They have quite a nasty sting - it feels like a first degree burn, where the skin turns red and painful, but doesn't blister. The red patch is a bit smaller than a 5p piece, and the burning sensation slowly fades over about 6-8 hours. It is considerably worse than a nettle but nowhere near so painful as a wasp sting.

Because of this aggressive defence, today I just dug away the ant hill seen in the photo in yesterday's post. I thought I'd just remove that bit, and then go away while the soldier ants milled about. With luck that will reduce the amount of ant activity when I dig over bed number three.

Saturday, 1 October 2011


The garden as it was initially
This is a blog for recording my progress in turning a long-neglected garden into a vegetable plot.

The part which receives the most sunlight is shown in its original state, as it was when I moved in. The area is very uneven, due to the presence of many red ants who have made ant hills everywhere, and the vegetation is mostly couch grass, which is notoriously hard to get rid of.
The soil is very light in texture, that is to say that the particles are large (mostly sand, not silt or clay). This makes it easy to dig, but rain sinks through it very quickly and leaches out nutrients. The pH is 7.0, so it is neither acid nor alkaline, which should suit most vegetables.

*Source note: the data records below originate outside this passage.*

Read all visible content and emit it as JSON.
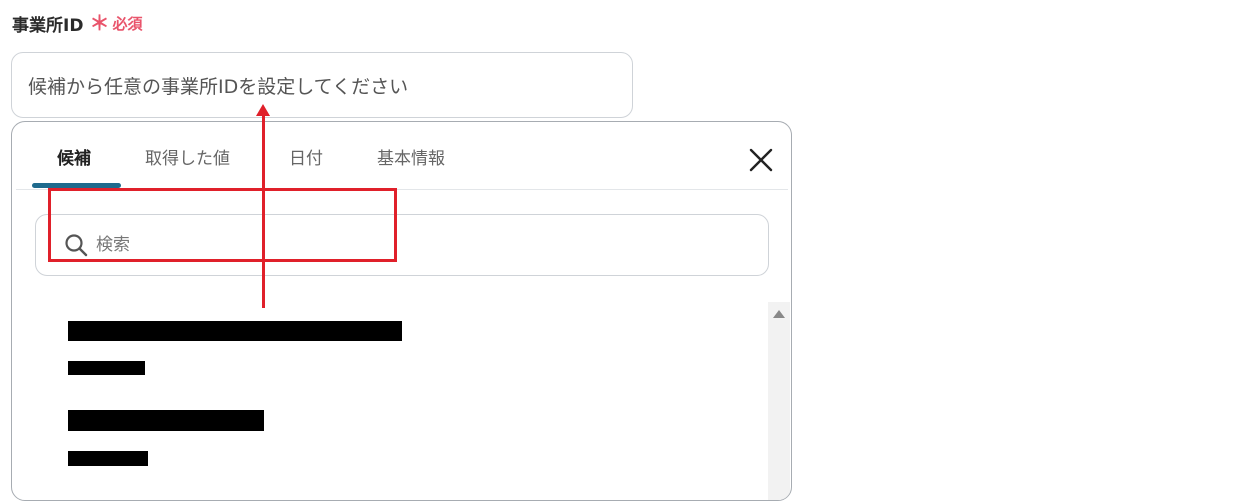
{
  "field": {
    "label": "事業所ID",
    "required_star": "＊",
    "required_text": "必須",
    "placeholder": "候補から任意の事業所IDを設定してください"
  },
  "tabs": [
    {
      "label": "候補",
      "active": true
    },
    {
      "label": "取得した値",
      "active": false
    },
    {
      "label": "日付",
      "active": false
    },
    {
      "label": "基本情報",
      "active": false
    }
  ],
  "search": {
    "placeholder": "検索",
    "icon": "search-icon"
  },
  "close_icon": "close-icon",
  "candidates": [
    {
      "title": "",
      "id": "",
      "redacted": true
    },
    {
      "title": "",
      "id": "",
      "redacted": true
    }
  ],
  "colors": {
    "required": "#e9546b",
    "tab_accent": "#1e6a8d",
    "annotation": "#e0202a"
  }
}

Post-strimming, with two beds dug.
I got someone in to strim the area, and cut back the large Buddleia bushes and brambles in the soon-to-be-vegetable plot. It made the area look enormous. Gulp!

Before winter sets in, I hope to dig eight 6' by 6' beds, in two strips of four - there is a noticeable change in ground level where the apple tree is, so I will have an upper area and a lower one.

Here are the first two dug, and a third area also marked out with string. Notice the large ant-hill in the un-dug third bed. There were only a few ants in the nearest bed, but I saw a lot more digging the second.